Meanwhile, JD.com Inc. (Nasdaq: JD) said it pulled in $25.6 billion by midafternoon.
The Bad: iSexism?
I hope you like your Apple Inc. (Nasdaq: AAPL) with a side of sexism.
Intentional or not, Apple and Goldman Sachs Group Inc. (NYSE: GS) find themselves in a bit of hot water this morning. An algorithm designed to set credit limits for Apple Titanium card applicants is apparently using gender to set those limits — and women are getting the short end of the stick.
The issue came to light following a storm of comments on Twitter that included Apple co-founder Steve Wozniak.
And this is not just a social issue anymore, but a legal one. Linda Lacewell, the superintendent of the New York State Department of Financial Services, reminded everyone in a blog post on Saturday: “Any algorithm that intentionally or not results in discriminatory treatment of women — or any other protected class — violates New York law.”.
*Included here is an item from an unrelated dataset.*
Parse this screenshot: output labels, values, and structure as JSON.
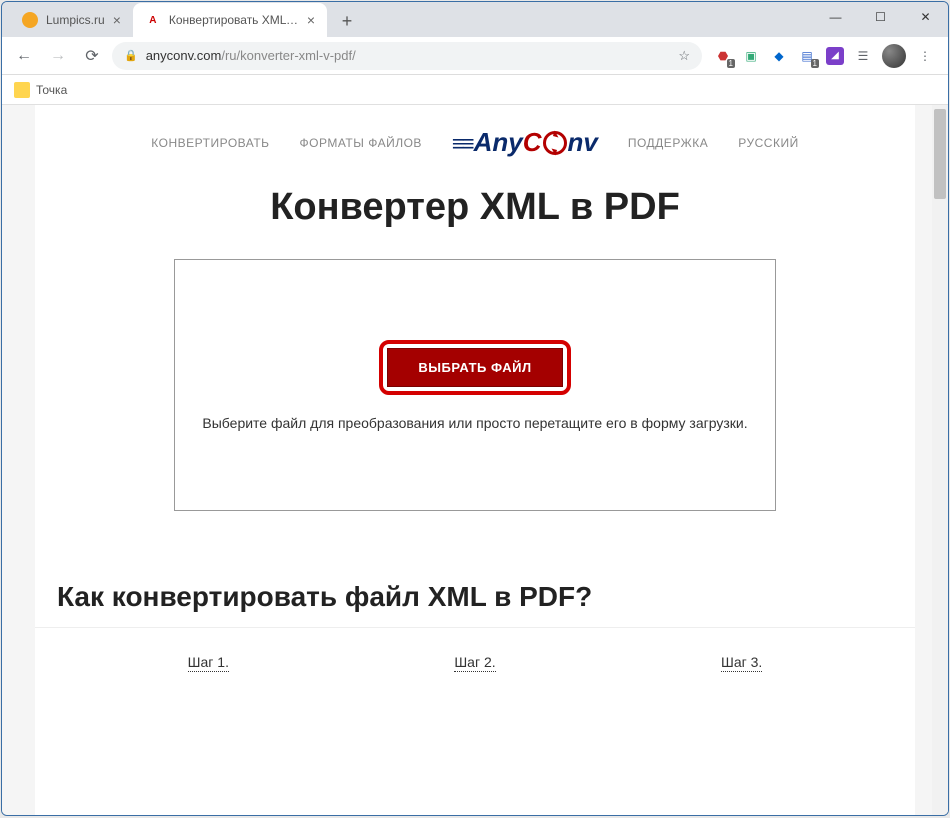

Goldman Sachs, the card issuer, denied the allegations, stating: “In all cases, we have and will not make decisions based on factors like gender.”
Given that this debacle is still in the early stages of a social media backlash, it may yet turn out to be nothing … at least from a legal standpoint. Either way, Apple has a bit of a PR issue on its hands for now.
The Ugly: Short Shorts
Who wears short shorts? Why, according to Tesla Inc. (Nasdaq: TSLA) CEO Elon Musk, none other than Mr. Unicorn — aka David Einhorn.
Einhorn, the CEO of hedge fund Greenlight Capital, has made it no secret that he’s no Tesla fan. In a recent letter to investors, Einhorn (not Finkle, or is he Finkle?) blasted Tesla’s accounting methods and raised questions about the company’s profitability.
This is particularly notable because other major Tesla short sellers threw in the towel following Tesla’s surprise profit last month.
As you might suspect, Musk didn’t take the slight lying down.
In a tweet on Friday, Musk laid into Mr. Unicorn. He called out Greenlight Capital’s “sharp drop in assets under management” and its “desire to feel somehow relevant with your Tesla short position” — and offered to send Einhorn a “small gift of short shorts to help you through this difficult time.”
Leave it to Elon to come off with a great “burn.” That said, I’m sure most TSLA investors would prefer if he just shut up on occasion.
Because some of you won’t believe me when I said that Singles Day is bigger than the entirety of Black Friday weekend, here’s today’s Chart of the Week:
For four of the past five years, the cash raked in by a single company (Alibaba) on Singles Day — a capitalist holiday in a communist country — has more than doubled the entirety of Black Friday weekend.
Maybe there are just that many lonely, wealthy single people in China. Who knows?
Great Stuff: Cannabis Week
Many of the big players in the cannabis market are coming out to play this week.
With the cannabis market down about 50% from its March highs, many investors are beginning to wonder if investing in pot stocks is still worth it.
But Banyan Hill’s own pot expert, Anthony Planas, has the goods you’re looking for. In a recent article, Anthony highlighted the three different cannabis markets and identified a subsector that has been firing it up despite the sector’s decline.
To read Anthony’s article, go here: “The $4 Billion Industrial Extractor Market Crushes Cannabis Slump.”
Or click below to watch Anthony’s latest “potcast”:
Until next time, good trading!
Great Stuff Managing Editor, Banyan Hill Publishing